A pair of Democrats who work under the Gold Dome in Atlanta are trying some long-shot legislation: They’re asking Republicans to give up an obscure — but important — power.

The power is that the Republican-controlled state Legislature draws the districts for Georgia’s 14 U.S. representatives and for the 236 members of the state House and Senate.

“We believe that …voters should elect their representatives. What has happened is representatives get together around a map to choose their voters,” said state Rep. Pat Gardner, D-Atlanta, explaining two pieces of legislation she’s just filed.

One of them would put mapmaking in the hands of an independent, bipartisan commission. The other specifies that maps can’t be drawn to favor or disfavor a party or incumbent.

Georgia is a red state, but people like Gardner argue that it’s not as red as its slate of elected officials in Congress and in the state Legislature. That’s because more than 60 percent of the folks Georgia elects to Congress and the state Legislature are Republicans. But broadly, in recent statewide elections, Republican candidates have picked up 51 to 53 percent of votes, and Democrats about 41 to 45 percent.

“The excesses of unfairly drawn districts that have been manipulated by partisan political interests and very specific map drawing are a very real threat to the functioning of our country,” said state Sen. Elena Parent, D-Atlanta, who’s filed Senate bills identical to Gardner’s.

Parent said that in some ways the two parties are like “warring” factions directed by the votes of the most partisan activists, and that often centrist voices are left unheard. She traces that in part to mapmaking: seats that are drawn to be safely blue or red, but not purple.

“As a result, we have most of our elections taking place in the primaries,” she said. Those elections tend to be dominated by party stalwarts.

Parent also said that federal cases in other states suggest courts are becoming less likely to accept partisan gerrymanders. Asked if a lawsuit might be a possibility, she said, “We intend to fight on all fronts.”

However, Republicans point out that the last major redraw, which came after the 2010 Census, was OK’d by the Department of Justice under the Democratic administration of President Barack Obama.

About half the states have an independent redistricting commission or some kind of body that can assist the Legislature with redistricting, according to the nonpartisan National Conference of State Legislatures.

During the last legislative session, state Rep. Jason Spencer signed an independent redistricting commission bill, the only Republican among four Democrats.

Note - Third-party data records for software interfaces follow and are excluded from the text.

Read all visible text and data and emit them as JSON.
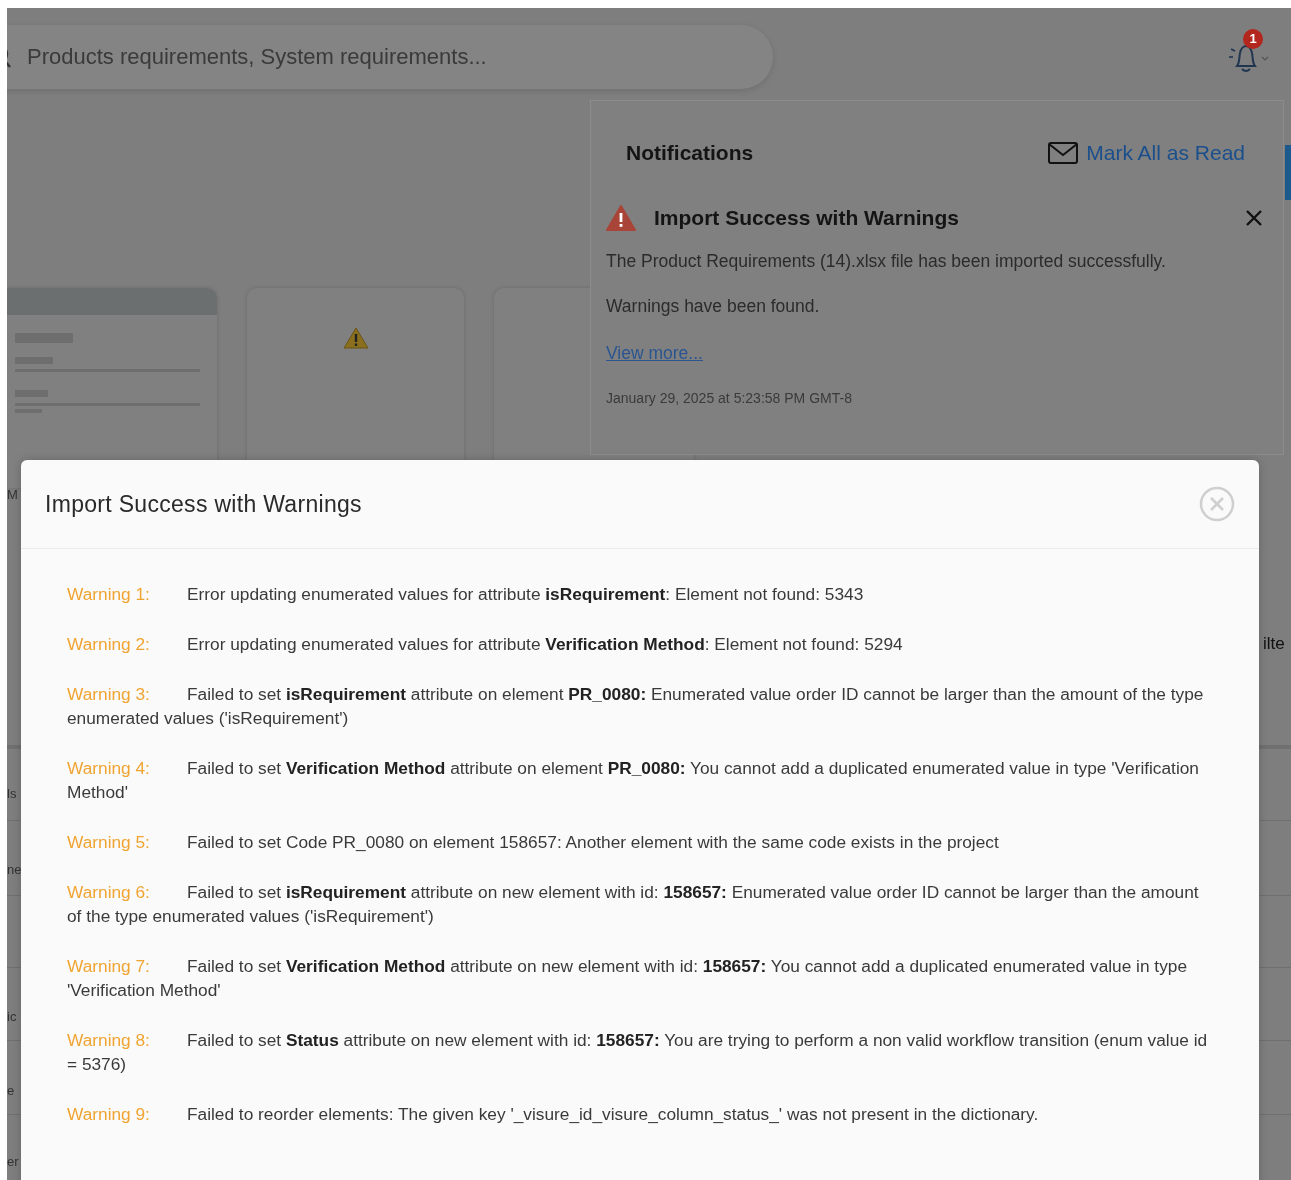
{
  "search": {
    "placeholder": "Products requirements, System requirements..."
  },
  "notification_badge": "1",
  "background_fragments": {
    "left": [
      "M",
      "ls",
      "ne",
      "ic",
      "e",
      "er"
    ],
    "right": [
      "ilte"
    ]
  },
  "notifications": {
    "title": "Notifications",
    "mark_all": "Mark All as Read",
    "items": [
      {
        "kind": "warning",
        "title": "Import Success with Warnings",
        "message": "The Product Requirements (14).xlsx file has been imported successfully.",
        "detail": "Warnings have been found.",
        "link": "View more...",
        "time": "January 29, 2025 at 5:23:58 PM GMT-8"
      }
    ]
  },
  "dialog": {
    "title": "Import Success with Warnings",
    "warnings": [
      {
        "label": "Warning 1:",
        "message": "Error updating enumerated values for attribute **isRequirement**: Element not found: 5343"
      },
      {
        "label": "Warning 2:",
        "message": "Error updating enumerated values for attribute **Verification Method**: Element not found: 5294"
      },
      {
        "label": "Warning 3:",
        "message": "Failed to set **isRequirement** attribute on element **PR_0080:** Enumerated value order ID cannot be larger than the amount of the type enumerated values ('isRequirement')"
      },
      {
        "label": "Warning 4:",
        "message": "Failed to set **Verification Method** attribute on element **PR_0080:** You cannot add a duplicated enumerated value in type 'Verification Method'"
      },
      {
        "label": "Warning 5:",
        "message": "Failed to set Code PR_0080 on element 158657: Another element with the same code exists in the project"
      },
      {
        "label": "Warning 6:",
        "message": "Failed to set **isRequirement** attribute on new element with id: **158657:** Enumerated value order ID cannot be larger than the amount of the type enumerated values ('isRequirement')"
      },
      {
        "label": "Warning 7:",
        "message": "Failed to set **Verification Method** attribute on new element with id: **158657:** You cannot add a duplicated enumerated value in type 'Verification Method'"
      },
      {
        "label": "Warning 8:",
        "message": "Failed to set **Status** attribute on new element with id: **158657:** You are trying to perform a non valid workflow transition (enum value id = 5376)"
      },
      {
        "label": "Warning 9:",
        "message": "Failed to reorder elements: The given key '_visure_id_visure_column_status_' was not present in the dictionary."
      }
    ]
  }
}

“Let’s just be blunt about this. The redistricting process is probably the most highly political situation that can ever go on inside the state Capitol. It’s extremely political,” the Woodbine lawmaker said.

Though he’s a Republican, he said he had a tough race after a recent round of GOP-led reapportionment. Spencer said he was drawn into a district with a fellow Republican representative plus one more Republican candidate.

The idea of an independent redistricting commission merits discussion, Spencer said.

But he also said that given the GOP’s majority, “I think that the Democrats are spitting in the wind on the issue.”

The next major redistricting will be held after the 2020 Census.

Maggie Lee: @maggie_a_lee

  Comments